(32) Wang, P.; Huang, B. B.; Qin, X. Y.; Zhang, X. Y.; Dai, Y.; Wei, J. Y.; Whangbo, M. H. Angew. Chem, Int. Ed. 2008, 47, 7931-7933.

(33) An, C. H.; Peng, S.; Sun, Y. G. Adv. Mater. 2010, 22, 25702574.

(34) Wang, D. S.; Xiao, L. B.; Luo, Q. Z.; Li, X. Y.; An, J.; Duan, Y. D. J. Hazard. Mater. 2011, 192, 150-159.

(35) Nanba, T.; Masukawa, S.; Uchisawa, J.; Obuchi, A. J. Catal. 2008, 259, 250-259.

(36) Zhang, L.; He, H. J. Catal. 2009, 268, 18-25.

(37) Dai, W. L.; Cao, Y.; Ren, L. P.; Yang, X. L.; Xu, J. H.; Li, H. X.; He, H. Y.; Fan, K. N. J. Catal. 2004, 228, 80-91.

(38) Shi, Z. J.; Lian, Y. F.; Liao, F. H.; Zhou, X. H.; Gu, Z. N.; Zhang, Y. G.; Iijima, S. Solid State Commun. 1999, 112, 35-37.

(39) Liu, J. K.; An, T. C.; Li, G. Y.; Bao, N. Z.; Sheng, G. Y.; Fu, J. M. Microporous Mesoporous Mater. 2009, 124, 197-203.

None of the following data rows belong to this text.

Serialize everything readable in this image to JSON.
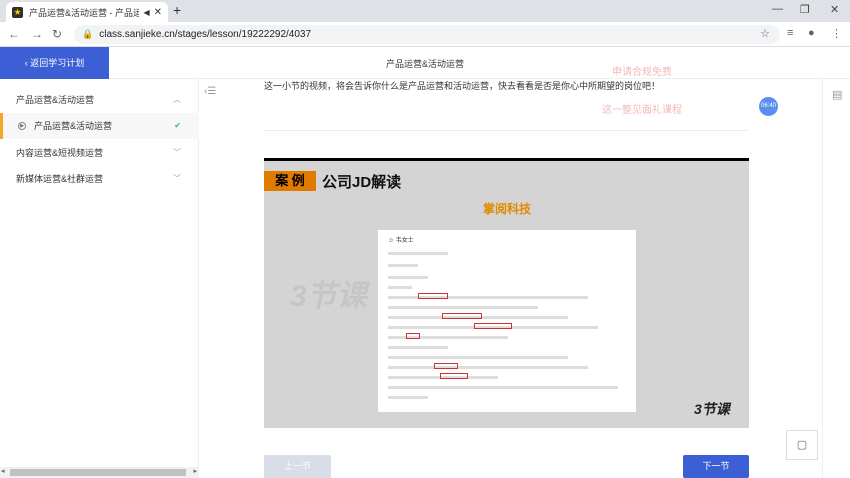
{
  "browser": {
    "tab_title": "产品运营&活动运营 - 产品运...",
    "url": "class.sanjieke.cn/stages/lesson/19222292/4037"
  },
  "header": {
    "back_label": "返回学习计划",
    "lesson_title": "产品运营&活动运营"
  },
  "sidebar": {
    "items": [
      {
        "label": "产品运营&活动运营"
      },
      {
        "label": "产品运营&活动运营"
      },
      {
        "label": "内容运营&短视频运营"
      },
      {
        "label": "新媒体运营&社群运营"
      }
    ]
  },
  "main": {
    "intro": "这一小节的视频，将会告诉你什么是产品运营和活动运营，快去看看是否是你心中所期望的岗位吧！",
    "watermark_1": "申请合规免费",
    "watermark_2": "这一整见面礼课程",
    "time_badge": "06:40",
    "slide": {
      "case_label": "案 例",
      "title": "公司JD解读",
      "company": "掌阅科技",
      "doc_person": "韦女士",
      "brand_text": "3节课"
    },
    "prev_label": "上一节",
    "next_label": "下一节"
  }
}
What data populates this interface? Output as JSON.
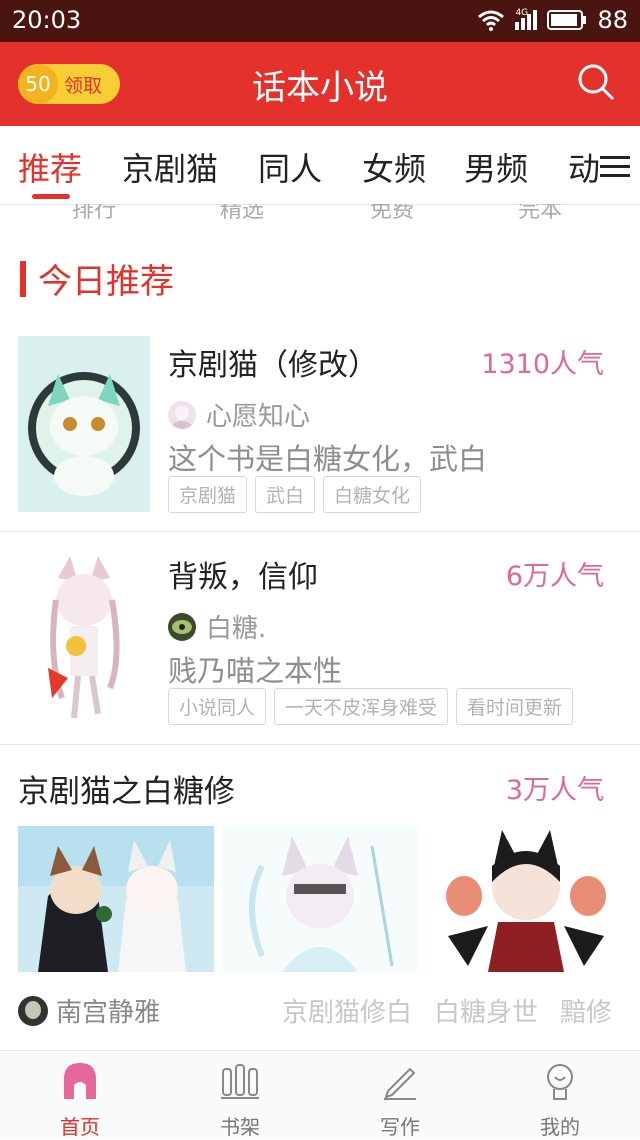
{
  "status": {
    "time": "20:03",
    "network": "4G",
    "battery": "88"
  },
  "appbar": {
    "coin": "50",
    "claim_label": "领取",
    "title": "话本小说"
  },
  "tabs": [
    "推荐",
    "京剧猫",
    "同人",
    "女频",
    "男频",
    "动"
  ],
  "subtabs": [
    "排行",
    "精选",
    "免费",
    "完本"
  ],
  "section": {
    "title": "今日推荐"
  },
  "books": [
    {
      "title": "京剧猫（修改）",
      "popularity": "1310人气",
      "author": "心愿知心",
      "description": "这个书是白糖女化，武白",
      "tags": [
        "京剧猫",
        "武白",
        "白糖女化"
      ]
    },
    {
      "title": "背叛，信仰",
      "popularity": "6万人气",
      "author": "白糖.",
      "description": "贱乃喵之本性",
      "tags": [
        "小说同人",
        "一天不皮浑身难受",
        "看时间更新"
      ]
    }
  ],
  "collection": {
    "title": "京剧猫之白糖修",
    "popularity": "3万人气",
    "author": "南宫静雅",
    "tags": [
      "京剧猫修白",
      "白糖身世",
      "黯修"
    ]
  },
  "bottom_nav": [
    {
      "label": "首页",
      "active": true
    },
    {
      "label": "书架",
      "active": false
    },
    {
      "label": "写作",
      "active": false
    },
    {
      "label": "我的",
      "active": false
    }
  ],
  "colors": {
    "accent": "#e4312b",
    "popularity": "#e0679a",
    "statusbar": "#4a1510"
  }
}
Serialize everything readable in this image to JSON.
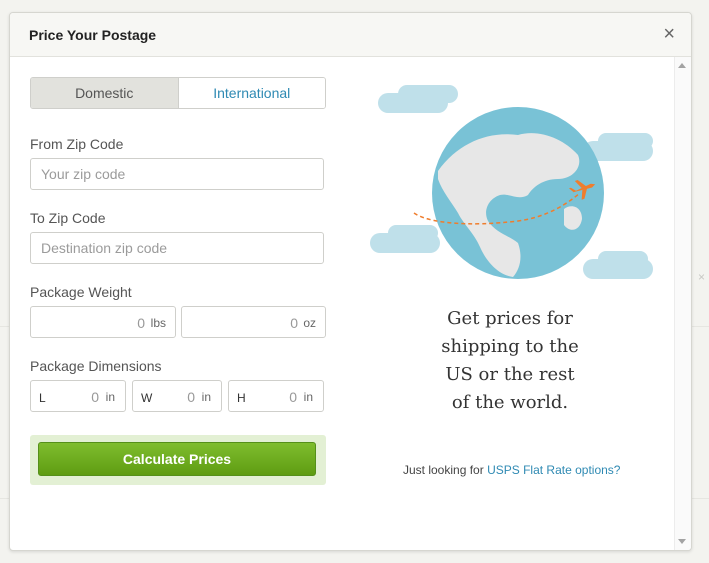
{
  "modal": {
    "title": "Price Your Postage",
    "close_icon": "close-icon"
  },
  "tabs": {
    "domestic": "Domestic",
    "international": "International",
    "active": "Domestic"
  },
  "fields": {
    "from_zip": {
      "label": "From Zip Code",
      "placeholder": "Your zip code"
    },
    "to_zip": {
      "label": "To Zip Code",
      "placeholder": "Destination zip code"
    },
    "weight": {
      "label": "Package Weight",
      "lbs_value": "0",
      "lbs_unit": "lbs",
      "oz_value": "0",
      "oz_unit": "oz"
    },
    "dimensions": {
      "label": "Package Dimensions",
      "length": {
        "letter": "L",
        "value": "0",
        "unit": "in"
      },
      "width": {
        "letter": "W",
        "value": "0",
        "unit": "in"
      },
      "height": {
        "letter": "H",
        "value": "0",
        "unit": "in"
      }
    }
  },
  "calculate_button": "Calculate Prices",
  "promo": {
    "text": "Get prices for shipping to the US or the rest of the world.",
    "flat_prefix": "Just looking for",
    "flat_link": "USPS Flat Rate options?"
  },
  "colors": {
    "accent_link": "#2f8ab3",
    "button_green": "#6aa81f",
    "globe_water": "#79c2d6",
    "plane_orange": "#ef7d2d"
  }
}
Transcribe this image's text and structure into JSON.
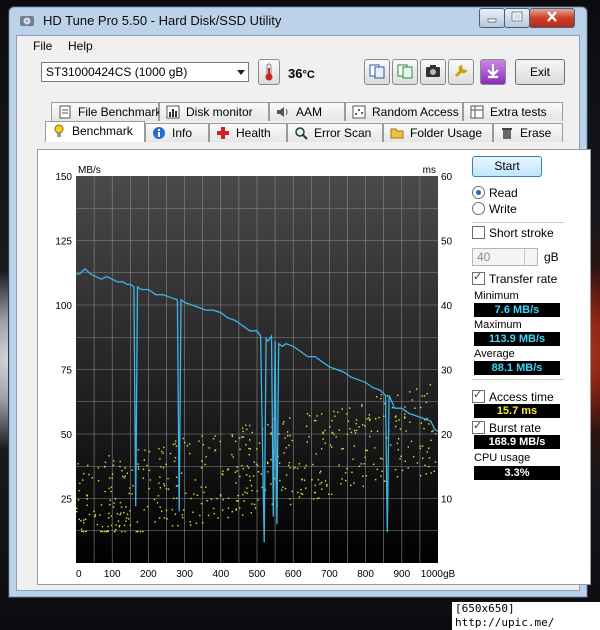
{
  "window": {
    "title": "HD Tune Pro 5.50 - Hard Disk/SSD Utility"
  },
  "menu": [
    {
      "label": "File"
    },
    {
      "label": "Help"
    }
  ],
  "toolbar": {
    "drive": "ST31000424CS (1000 gB)",
    "temperature": "36",
    "temperature_unit": "°C",
    "exit_label": "Exit"
  },
  "tabs_top": [
    {
      "label": "File Benchmark"
    },
    {
      "label": "Disk monitor"
    },
    {
      "label": "AAM"
    },
    {
      "label": "Random Access"
    },
    {
      "label": "Extra tests"
    }
  ],
  "tabs_bottom": [
    {
      "label": "Benchmark"
    },
    {
      "label": "Info"
    },
    {
      "label": "Health"
    },
    {
      "label": "Error Scan"
    },
    {
      "label": "Folder Usage"
    },
    {
      "label": "Erase"
    }
  ],
  "controls": {
    "start_label": "Start",
    "read_label": "Read",
    "write_label": "Write",
    "short_stroke_label": "Short stroke",
    "short_stroke_value": "40",
    "short_stroke_unit": "gB",
    "transfer_rate_label": "Transfer rate",
    "access_time_label": "Access time",
    "burst_rate_label": "Burst rate",
    "cpu_usage_label": "CPU usage"
  },
  "stats": {
    "minimum_label": "Minimum",
    "minimum": "7.6 MB/s",
    "maximum_label": "Maximum",
    "maximum": "113.9 MB/s",
    "average_label": "Average",
    "average": "88.1 MB/s",
    "access_time": "15.7 ms",
    "burst_rate": "168.9 MB/s",
    "cpu_usage": "3.3%"
  },
  "caption": "[650x650] http://upic.me/",
  "colors": {
    "transfer_line": "#3fb3e6",
    "access_dots": "#e0e044",
    "plot_bg": "#000000",
    "grid": "#8a8a8a"
  },
  "chart_data": {
    "type": "line",
    "xlabel": "",
    "x_ticks": [
      "0",
      "100",
      "200",
      "300",
      "400",
      "500",
      "600",
      "700",
      "800",
      "900",
      "1000gB"
    ],
    "y_left_label": "MB/s",
    "y_left_ticks": [
      "150",
      "125",
      "100",
      "75",
      "50",
      "25"
    ],
    "y_right_label": "ms",
    "y_right_ticks": [
      "60",
      "50",
      "40",
      "30",
      "20",
      "10"
    ],
    "xlim": [
      0,
      1000
    ],
    "ylim_left": [
      0,
      150
    ],
    "ylim_right": [
      0,
      60
    ],
    "series": [
      {
        "axis": "left",
        "x": [
          0,
          10,
          25,
          40,
          55,
          70,
          85,
          100,
          115,
          130,
          140,
          150,
          160,
          165,
          170,
          180,
          200,
          220,
          240,
          260,
          280,
          285,
          290,
          300,
          320,
          340,
          360,
          380,
          400,
          420,
          440,
          460,
          480,
          500,
          510,
          520,
          525,
          530,
          540,
          545,
          550,
          555,
          560,
          570,
          580,
          600,
          620,
          640,
          660,
          680,
          700,
          720,
          740,
          760,
          780,
          800,
          820,
          840,
          855,
          860,
          865,
          880,
          900,
          920,
          940,
          960,
          980,
          990,
          1000
        ],
        "y": [
          112,
          112,
          114,
          112,
          111,
          110,
          111,
          110,
          109,
          109,
          108,
          108,
          107,
          22,
          107,
          106,
          106,
          104,
          104,
          103,
          102,
          20,
          102,
          101,
          100,
          99,
          98,
          98,
          97,
          95,
          94,
          92,
          90,
          90,
          88,
          8,
          87,
          86,
          88,
          18,
          86,
          15,
          85,
          84,
          85,
          84,
          82,
          80,
          80,
          78,
          76,
          75,
          74,
          72,
          71,
          70,
          68,
          67,
          65,
          12,
          65,
          60,
          60,
          58,
          57,
          56,
          55,
          52,
          51
        ]
      }
    ],
    "access_time_scatter": {
      "axis": "right",
      "description_units": "ms",
      "approx_range_ms": [
        5,
        30
      ]
    }
  }
}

(40) Grabowska, E.; Sobczak, J. W.; Gazda, M.; Zaleska, A. Appl. Catal. B 2012, 117-118, 351-359.

(41) Chen, C. Y.; Jafvert, C. T. Environ. Sci. Technol. 2010, 44, 66746679.

(42) Kong, L.; Jiang, Z.; Lai, H. H.; Nicholls, R. J.; Xiao, T.; Jones, M. O.; Edwards, P. P. J. Catal. 2012, 293, 116-125.

(43) Kudo, A.; Miseki, Y. Chem. Soc. Rev. 2009, 38, 253-278.

(44) Wu, T. S.; Wang, K. X.; Li, G. D.; Sun, S. Y.; Sun, J.; Chen, J. S. ACS Appl. Mater. Interfaces 2010, 2, 544-550.

(45) Zhu, M. S.; Chen, P. L.; Liu, M. H. Langmuir 2012, 28, 33853390.

(46) Torimoto, T.; Ito, S.; Kuwabata, S.; Yoneyama, H. Environ. Sci. Technol. 1996, 30, 1275-1281.

(47) Yang, D. J.; Liu, H. W.; Zheng, Z. F.; Yuan, Y.; Zhao, J. C.. ; Waclawik, E. R.; Ke, X. B.; Zhu, H. Y. J. Am. Chem. Soc. 2009, 131, 17885-17893.

(48) Chen, C. C.; Ma, W. H.; Zhao, J. C. Chem. Soc. Rev. 2010, 39, 4206-4219.